Source data>
----

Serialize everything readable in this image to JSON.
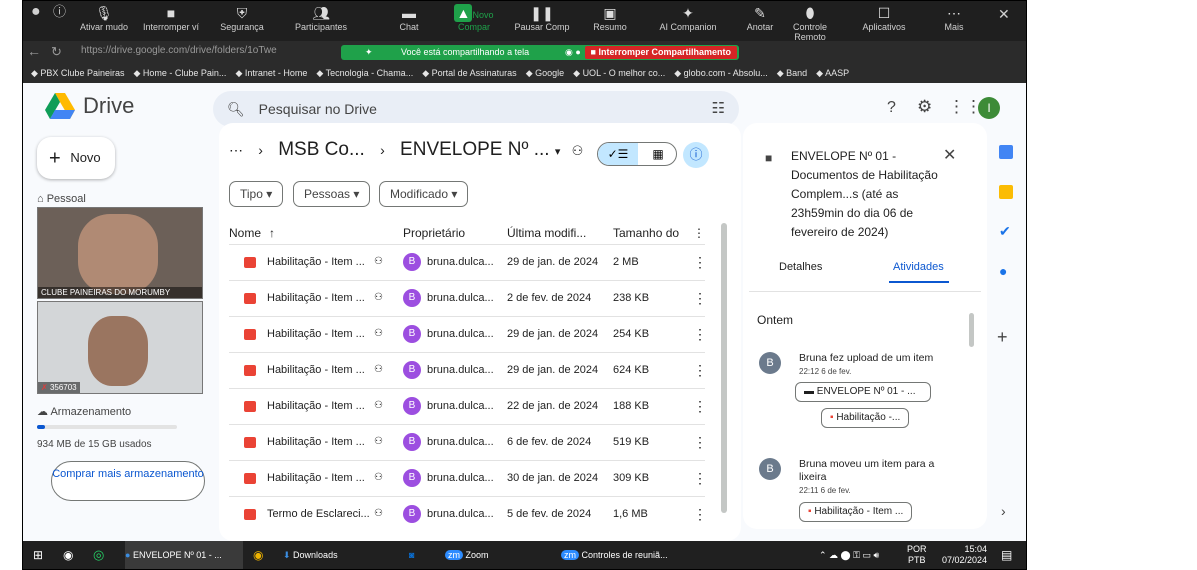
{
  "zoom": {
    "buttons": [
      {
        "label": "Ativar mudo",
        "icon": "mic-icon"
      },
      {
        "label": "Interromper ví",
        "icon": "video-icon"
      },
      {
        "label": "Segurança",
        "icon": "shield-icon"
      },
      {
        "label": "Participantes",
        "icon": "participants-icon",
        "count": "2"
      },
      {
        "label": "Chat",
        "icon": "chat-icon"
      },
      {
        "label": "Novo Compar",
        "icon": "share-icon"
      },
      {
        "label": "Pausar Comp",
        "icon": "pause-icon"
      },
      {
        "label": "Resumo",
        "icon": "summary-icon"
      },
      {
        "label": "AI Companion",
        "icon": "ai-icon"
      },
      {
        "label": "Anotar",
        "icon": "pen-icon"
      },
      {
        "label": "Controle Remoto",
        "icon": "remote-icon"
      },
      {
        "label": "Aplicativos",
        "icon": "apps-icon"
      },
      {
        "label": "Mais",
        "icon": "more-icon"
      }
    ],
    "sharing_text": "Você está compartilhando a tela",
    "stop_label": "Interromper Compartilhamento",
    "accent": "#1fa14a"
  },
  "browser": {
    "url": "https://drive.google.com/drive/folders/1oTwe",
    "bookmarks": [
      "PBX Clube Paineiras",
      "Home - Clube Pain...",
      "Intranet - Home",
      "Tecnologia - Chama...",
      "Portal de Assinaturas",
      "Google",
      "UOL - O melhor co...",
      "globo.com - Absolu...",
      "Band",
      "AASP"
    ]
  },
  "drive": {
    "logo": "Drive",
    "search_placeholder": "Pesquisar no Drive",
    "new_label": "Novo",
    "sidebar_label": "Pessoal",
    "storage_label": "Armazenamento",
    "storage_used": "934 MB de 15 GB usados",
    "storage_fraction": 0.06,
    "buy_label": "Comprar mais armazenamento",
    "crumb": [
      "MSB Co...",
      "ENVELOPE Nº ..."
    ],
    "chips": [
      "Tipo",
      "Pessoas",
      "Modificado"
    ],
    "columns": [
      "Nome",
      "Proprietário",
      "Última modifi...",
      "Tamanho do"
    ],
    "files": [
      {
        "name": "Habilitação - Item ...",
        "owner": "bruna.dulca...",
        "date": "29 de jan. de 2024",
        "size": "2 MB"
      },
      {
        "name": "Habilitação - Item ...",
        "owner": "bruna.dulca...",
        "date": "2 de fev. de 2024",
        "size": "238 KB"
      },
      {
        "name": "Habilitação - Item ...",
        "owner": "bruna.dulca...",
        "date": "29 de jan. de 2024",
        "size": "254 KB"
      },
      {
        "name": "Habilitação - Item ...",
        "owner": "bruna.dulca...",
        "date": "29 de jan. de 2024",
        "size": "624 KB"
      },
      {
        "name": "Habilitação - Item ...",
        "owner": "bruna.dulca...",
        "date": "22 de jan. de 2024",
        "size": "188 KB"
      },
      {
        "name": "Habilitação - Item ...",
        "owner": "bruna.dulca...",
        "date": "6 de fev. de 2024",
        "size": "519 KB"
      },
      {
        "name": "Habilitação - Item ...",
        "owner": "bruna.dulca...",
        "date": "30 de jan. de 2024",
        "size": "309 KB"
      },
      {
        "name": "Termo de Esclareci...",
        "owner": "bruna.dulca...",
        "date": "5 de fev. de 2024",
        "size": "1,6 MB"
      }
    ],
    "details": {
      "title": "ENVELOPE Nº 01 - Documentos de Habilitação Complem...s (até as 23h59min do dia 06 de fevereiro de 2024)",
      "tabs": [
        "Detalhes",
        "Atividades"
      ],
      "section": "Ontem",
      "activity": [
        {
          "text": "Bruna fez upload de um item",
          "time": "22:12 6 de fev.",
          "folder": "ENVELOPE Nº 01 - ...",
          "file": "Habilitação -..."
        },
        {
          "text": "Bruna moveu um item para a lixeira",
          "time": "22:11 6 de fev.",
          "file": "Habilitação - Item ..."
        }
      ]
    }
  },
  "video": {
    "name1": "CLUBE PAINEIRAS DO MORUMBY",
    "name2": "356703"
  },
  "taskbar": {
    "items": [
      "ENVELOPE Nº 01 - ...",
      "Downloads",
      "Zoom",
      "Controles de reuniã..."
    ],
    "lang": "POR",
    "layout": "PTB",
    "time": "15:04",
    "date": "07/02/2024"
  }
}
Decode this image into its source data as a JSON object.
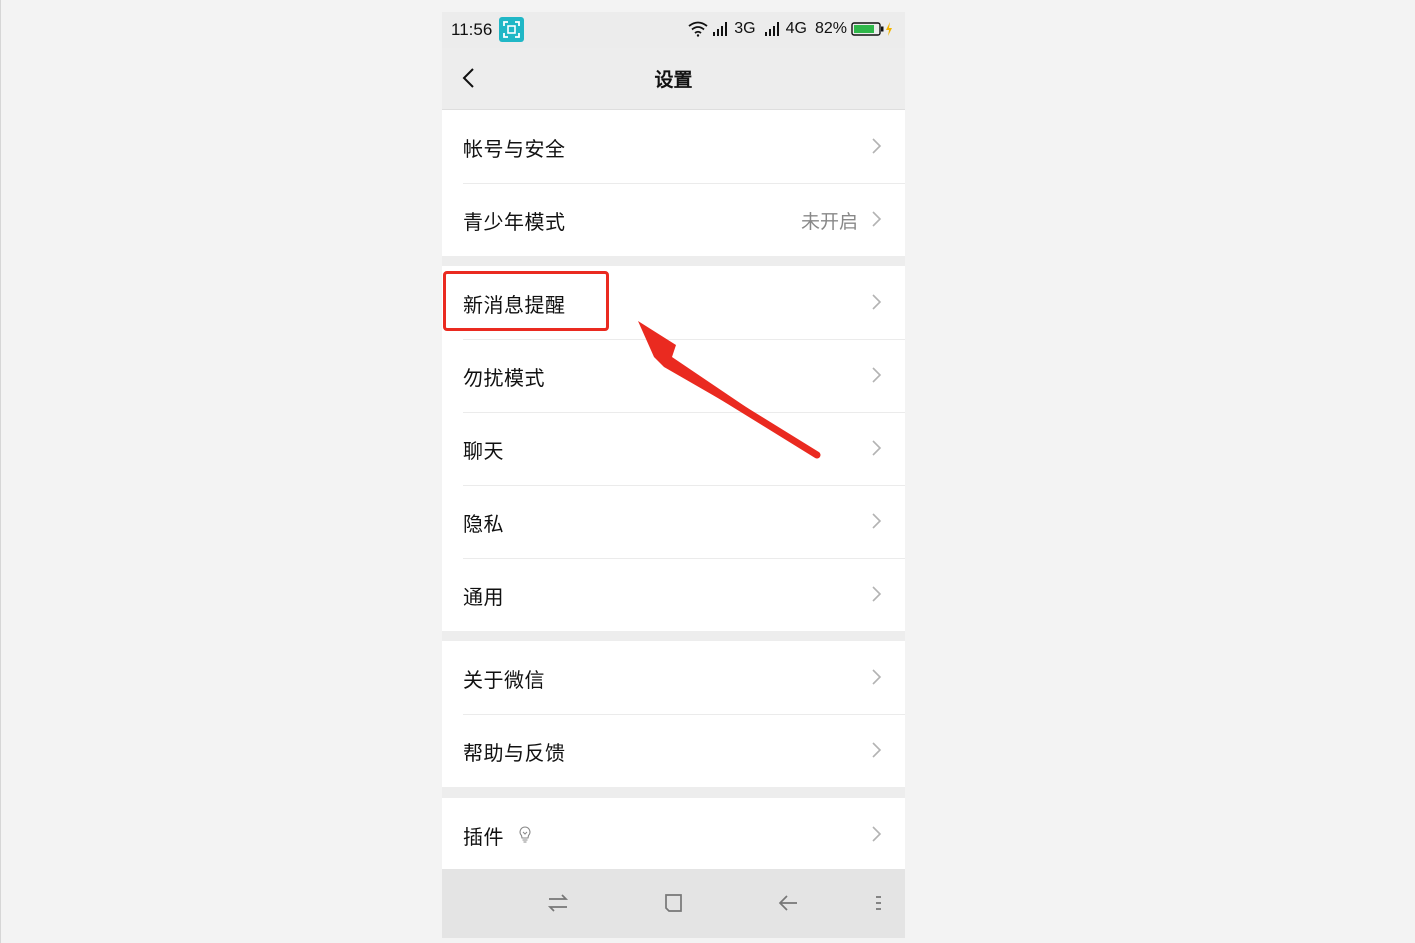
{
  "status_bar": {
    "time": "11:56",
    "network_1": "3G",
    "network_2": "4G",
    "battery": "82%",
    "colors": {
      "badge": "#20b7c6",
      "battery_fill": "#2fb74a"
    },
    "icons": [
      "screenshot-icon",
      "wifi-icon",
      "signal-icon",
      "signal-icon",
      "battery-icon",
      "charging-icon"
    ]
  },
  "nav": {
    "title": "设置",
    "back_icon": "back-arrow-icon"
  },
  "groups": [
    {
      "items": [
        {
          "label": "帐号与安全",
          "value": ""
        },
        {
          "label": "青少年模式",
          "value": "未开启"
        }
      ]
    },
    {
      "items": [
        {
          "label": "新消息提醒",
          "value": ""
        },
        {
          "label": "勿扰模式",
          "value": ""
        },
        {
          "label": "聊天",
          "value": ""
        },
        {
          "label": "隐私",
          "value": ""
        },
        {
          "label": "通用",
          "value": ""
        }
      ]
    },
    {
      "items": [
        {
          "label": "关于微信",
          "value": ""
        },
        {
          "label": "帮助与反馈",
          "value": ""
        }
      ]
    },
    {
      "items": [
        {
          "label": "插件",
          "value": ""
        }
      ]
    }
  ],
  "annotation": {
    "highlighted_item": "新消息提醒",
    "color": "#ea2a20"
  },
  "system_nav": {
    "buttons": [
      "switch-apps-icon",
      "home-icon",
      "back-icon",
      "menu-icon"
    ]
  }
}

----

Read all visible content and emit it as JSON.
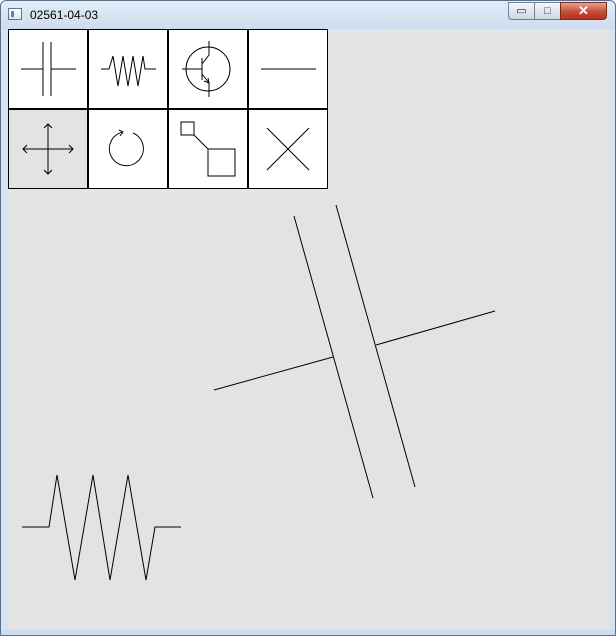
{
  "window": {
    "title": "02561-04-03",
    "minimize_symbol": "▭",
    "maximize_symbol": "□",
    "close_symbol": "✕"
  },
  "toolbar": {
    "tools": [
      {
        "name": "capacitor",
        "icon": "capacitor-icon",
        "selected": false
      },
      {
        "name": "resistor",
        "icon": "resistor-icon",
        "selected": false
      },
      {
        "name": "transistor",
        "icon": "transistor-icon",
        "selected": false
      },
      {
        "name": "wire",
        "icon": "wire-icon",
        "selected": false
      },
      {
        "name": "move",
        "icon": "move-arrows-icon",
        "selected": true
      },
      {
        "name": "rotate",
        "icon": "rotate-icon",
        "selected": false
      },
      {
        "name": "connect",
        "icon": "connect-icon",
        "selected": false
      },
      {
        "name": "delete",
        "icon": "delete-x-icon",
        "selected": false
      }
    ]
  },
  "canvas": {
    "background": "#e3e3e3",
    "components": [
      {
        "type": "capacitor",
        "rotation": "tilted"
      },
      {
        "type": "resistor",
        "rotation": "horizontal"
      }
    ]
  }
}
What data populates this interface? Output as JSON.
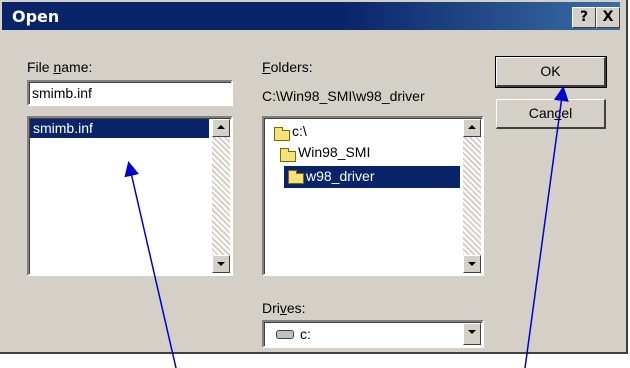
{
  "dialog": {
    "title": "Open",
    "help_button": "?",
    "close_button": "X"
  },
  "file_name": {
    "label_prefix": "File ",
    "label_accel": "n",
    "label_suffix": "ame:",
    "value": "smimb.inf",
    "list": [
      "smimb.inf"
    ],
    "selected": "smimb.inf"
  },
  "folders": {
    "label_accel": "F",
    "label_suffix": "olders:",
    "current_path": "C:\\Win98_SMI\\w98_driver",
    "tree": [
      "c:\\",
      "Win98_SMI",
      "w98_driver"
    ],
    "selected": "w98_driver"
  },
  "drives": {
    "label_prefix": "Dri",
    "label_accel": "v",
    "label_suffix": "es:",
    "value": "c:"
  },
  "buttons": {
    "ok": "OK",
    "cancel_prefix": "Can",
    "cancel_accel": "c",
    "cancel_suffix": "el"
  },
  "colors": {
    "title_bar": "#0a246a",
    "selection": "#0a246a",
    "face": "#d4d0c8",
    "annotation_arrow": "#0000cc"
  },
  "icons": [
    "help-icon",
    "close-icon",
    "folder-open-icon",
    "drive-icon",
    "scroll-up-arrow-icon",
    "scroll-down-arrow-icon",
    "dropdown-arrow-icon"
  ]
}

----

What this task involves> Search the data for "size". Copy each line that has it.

Result for this task>
        "size": "2 MB"
        "size": "238 KB"
        "size": "254 KB"
        "size": "624 KB"
        "size": "188 KB"
        "size": "519 KB"
        "size": "309 KB"
        "size": "1,6 MB"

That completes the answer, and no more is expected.